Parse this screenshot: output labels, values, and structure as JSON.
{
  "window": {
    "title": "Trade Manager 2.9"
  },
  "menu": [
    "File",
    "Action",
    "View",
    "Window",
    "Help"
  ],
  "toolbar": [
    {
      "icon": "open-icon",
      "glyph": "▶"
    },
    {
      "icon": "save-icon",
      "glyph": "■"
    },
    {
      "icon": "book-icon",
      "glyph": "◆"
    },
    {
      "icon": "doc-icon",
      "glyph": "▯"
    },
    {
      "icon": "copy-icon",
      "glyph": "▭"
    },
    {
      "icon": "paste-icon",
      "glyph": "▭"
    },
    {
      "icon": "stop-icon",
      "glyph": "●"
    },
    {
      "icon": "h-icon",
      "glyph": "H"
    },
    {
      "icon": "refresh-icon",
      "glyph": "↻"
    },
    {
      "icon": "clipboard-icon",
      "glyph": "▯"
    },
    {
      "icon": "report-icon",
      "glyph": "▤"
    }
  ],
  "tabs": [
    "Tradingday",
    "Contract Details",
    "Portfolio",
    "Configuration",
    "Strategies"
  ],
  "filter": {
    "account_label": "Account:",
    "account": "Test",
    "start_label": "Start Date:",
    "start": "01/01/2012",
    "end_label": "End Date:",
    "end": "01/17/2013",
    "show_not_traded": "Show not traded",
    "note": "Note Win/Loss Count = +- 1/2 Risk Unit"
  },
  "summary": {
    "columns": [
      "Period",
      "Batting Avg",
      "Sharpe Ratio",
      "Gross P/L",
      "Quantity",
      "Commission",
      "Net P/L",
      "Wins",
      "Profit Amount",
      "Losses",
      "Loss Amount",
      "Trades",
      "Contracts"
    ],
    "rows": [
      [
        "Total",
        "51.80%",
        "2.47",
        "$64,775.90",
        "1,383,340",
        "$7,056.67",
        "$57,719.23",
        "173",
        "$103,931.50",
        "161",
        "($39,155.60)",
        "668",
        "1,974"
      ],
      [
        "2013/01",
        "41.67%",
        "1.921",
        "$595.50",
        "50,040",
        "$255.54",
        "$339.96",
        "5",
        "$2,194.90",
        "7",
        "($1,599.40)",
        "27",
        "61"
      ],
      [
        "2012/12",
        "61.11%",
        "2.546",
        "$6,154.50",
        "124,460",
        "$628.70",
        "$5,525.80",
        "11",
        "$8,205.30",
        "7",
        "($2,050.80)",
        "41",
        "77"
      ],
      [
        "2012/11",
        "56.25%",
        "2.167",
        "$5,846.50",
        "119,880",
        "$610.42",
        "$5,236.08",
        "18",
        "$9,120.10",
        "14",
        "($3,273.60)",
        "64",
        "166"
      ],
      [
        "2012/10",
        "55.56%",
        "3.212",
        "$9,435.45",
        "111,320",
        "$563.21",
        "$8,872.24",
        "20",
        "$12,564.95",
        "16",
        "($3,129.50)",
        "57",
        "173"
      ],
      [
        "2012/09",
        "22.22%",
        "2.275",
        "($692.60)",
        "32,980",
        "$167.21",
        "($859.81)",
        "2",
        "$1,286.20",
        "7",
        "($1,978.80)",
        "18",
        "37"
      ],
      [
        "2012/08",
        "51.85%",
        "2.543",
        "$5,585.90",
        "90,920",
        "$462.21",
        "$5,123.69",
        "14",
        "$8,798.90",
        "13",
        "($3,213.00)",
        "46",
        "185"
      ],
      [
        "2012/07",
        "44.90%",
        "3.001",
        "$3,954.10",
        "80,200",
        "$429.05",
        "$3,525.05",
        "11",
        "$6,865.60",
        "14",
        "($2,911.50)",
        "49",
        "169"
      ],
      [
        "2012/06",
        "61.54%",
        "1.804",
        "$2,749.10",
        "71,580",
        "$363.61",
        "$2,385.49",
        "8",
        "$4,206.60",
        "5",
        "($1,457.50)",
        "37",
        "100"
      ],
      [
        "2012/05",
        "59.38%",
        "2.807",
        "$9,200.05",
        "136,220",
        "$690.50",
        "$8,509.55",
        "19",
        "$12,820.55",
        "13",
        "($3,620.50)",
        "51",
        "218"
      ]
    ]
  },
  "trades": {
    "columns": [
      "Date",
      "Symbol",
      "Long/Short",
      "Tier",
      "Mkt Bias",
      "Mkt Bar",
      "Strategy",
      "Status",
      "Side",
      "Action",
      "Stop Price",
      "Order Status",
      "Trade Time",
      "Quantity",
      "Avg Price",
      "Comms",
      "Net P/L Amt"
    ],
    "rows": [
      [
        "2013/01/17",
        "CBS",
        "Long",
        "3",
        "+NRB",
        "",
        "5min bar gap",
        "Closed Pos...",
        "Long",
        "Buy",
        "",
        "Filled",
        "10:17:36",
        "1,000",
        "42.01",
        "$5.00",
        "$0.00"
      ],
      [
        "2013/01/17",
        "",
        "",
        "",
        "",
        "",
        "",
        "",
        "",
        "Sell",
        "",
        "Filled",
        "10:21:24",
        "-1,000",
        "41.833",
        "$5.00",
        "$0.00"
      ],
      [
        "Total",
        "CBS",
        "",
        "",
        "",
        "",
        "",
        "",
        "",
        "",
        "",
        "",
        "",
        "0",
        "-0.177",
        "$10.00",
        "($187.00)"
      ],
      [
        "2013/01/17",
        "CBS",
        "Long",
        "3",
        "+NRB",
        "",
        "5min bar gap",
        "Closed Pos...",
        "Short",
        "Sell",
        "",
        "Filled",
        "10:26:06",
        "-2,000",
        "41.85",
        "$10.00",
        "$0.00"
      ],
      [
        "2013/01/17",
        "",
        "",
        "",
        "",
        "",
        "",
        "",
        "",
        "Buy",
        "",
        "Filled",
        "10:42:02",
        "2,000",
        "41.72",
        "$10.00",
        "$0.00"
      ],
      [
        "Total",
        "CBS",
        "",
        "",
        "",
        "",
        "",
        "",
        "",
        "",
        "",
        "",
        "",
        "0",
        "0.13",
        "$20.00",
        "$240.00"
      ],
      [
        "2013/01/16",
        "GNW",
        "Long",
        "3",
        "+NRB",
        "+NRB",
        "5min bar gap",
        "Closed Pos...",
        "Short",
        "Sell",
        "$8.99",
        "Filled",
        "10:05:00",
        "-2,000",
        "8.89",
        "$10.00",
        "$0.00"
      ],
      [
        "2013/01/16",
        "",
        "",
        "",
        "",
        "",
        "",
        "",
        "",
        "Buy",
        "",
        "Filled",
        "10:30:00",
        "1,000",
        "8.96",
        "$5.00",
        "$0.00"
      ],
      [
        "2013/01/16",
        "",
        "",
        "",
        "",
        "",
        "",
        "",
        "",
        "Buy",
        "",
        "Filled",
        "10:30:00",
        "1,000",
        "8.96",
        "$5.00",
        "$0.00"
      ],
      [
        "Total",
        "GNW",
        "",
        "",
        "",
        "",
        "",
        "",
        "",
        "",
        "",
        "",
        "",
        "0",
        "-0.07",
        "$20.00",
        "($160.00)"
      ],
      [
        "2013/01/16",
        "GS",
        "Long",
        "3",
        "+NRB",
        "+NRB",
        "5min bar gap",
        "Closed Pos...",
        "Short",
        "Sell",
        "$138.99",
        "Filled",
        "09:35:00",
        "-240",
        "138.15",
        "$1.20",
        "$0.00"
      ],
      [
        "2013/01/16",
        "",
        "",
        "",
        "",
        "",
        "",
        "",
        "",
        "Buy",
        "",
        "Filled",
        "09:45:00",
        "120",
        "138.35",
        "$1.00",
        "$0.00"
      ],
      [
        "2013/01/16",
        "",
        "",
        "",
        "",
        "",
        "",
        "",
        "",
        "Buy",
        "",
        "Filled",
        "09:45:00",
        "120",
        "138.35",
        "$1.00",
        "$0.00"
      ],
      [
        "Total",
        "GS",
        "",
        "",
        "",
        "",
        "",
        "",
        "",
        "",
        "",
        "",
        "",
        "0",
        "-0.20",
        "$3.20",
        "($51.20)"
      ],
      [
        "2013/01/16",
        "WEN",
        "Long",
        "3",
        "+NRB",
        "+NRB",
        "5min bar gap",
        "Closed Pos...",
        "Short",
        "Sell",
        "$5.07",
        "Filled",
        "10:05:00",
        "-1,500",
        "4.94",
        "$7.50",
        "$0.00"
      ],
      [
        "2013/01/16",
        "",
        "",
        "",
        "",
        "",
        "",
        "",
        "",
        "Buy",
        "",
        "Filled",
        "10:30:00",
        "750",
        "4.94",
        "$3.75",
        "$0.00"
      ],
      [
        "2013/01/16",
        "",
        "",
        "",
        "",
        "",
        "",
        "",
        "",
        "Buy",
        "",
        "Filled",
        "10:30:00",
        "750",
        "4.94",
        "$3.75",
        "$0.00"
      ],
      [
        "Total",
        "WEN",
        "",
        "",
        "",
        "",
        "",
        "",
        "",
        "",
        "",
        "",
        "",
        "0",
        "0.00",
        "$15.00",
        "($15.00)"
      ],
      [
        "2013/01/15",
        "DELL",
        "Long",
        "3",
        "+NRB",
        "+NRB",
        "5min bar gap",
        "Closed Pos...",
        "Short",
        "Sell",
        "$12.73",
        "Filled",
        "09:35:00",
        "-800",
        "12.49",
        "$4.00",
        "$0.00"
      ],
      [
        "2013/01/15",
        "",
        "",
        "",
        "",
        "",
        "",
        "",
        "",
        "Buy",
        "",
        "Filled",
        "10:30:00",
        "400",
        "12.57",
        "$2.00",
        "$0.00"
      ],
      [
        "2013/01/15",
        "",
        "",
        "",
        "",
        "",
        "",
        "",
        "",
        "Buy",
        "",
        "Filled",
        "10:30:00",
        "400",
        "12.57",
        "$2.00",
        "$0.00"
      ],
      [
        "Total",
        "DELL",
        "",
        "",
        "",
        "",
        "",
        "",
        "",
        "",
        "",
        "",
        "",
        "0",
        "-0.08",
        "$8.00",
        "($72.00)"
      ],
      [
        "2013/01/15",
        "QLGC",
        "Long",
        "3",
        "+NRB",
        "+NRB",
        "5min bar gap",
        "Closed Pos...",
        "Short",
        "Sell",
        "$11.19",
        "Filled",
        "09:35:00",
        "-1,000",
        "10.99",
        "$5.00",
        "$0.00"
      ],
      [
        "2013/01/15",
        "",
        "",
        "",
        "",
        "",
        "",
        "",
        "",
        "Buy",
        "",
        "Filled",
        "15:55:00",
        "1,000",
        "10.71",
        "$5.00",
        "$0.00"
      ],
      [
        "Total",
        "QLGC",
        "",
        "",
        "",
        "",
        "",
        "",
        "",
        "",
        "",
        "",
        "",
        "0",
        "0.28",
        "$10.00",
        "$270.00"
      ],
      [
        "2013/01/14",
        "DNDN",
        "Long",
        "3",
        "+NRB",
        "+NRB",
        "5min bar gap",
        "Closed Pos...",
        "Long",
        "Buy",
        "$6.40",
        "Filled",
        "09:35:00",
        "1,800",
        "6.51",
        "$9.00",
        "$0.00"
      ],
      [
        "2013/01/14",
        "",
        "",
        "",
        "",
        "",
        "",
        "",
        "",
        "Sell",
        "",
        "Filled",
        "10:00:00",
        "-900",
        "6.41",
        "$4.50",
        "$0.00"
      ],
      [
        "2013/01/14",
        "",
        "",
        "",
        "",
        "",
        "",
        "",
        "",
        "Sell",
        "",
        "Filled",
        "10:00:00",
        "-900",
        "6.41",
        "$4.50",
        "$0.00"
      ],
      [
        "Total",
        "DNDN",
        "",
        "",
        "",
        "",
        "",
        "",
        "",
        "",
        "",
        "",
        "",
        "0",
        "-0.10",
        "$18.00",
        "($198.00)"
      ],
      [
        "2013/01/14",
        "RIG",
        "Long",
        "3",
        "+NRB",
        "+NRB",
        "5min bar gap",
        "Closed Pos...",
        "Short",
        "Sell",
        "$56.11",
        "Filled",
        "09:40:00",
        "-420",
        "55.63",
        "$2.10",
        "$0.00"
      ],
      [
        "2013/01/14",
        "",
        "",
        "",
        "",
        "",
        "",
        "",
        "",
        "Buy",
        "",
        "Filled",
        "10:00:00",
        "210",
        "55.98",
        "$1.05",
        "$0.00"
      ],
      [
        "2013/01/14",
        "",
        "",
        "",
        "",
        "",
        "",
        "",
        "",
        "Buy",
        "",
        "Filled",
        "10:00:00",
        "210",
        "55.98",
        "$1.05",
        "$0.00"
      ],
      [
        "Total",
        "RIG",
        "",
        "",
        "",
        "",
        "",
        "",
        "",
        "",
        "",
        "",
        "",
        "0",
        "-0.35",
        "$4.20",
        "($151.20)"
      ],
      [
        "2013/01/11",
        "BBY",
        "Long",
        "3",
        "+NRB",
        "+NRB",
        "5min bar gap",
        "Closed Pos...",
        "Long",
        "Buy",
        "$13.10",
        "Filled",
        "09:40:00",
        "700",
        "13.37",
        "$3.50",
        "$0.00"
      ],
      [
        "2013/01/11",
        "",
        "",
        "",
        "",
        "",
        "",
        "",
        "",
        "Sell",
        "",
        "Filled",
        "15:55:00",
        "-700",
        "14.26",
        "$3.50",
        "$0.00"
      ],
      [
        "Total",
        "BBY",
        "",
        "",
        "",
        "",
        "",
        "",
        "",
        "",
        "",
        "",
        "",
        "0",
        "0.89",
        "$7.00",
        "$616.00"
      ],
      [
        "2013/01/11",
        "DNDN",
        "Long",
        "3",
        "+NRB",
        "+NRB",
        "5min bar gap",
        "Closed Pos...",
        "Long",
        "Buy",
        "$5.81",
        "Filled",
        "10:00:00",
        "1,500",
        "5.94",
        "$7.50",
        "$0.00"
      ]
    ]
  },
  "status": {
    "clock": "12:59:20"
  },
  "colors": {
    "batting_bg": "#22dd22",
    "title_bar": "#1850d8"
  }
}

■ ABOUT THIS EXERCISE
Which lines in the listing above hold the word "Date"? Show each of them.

■ SOLUTION FOR THIS PROBLEM
    "start_label": "Start Date:",
    "end_label": "End Date:",
      "Date",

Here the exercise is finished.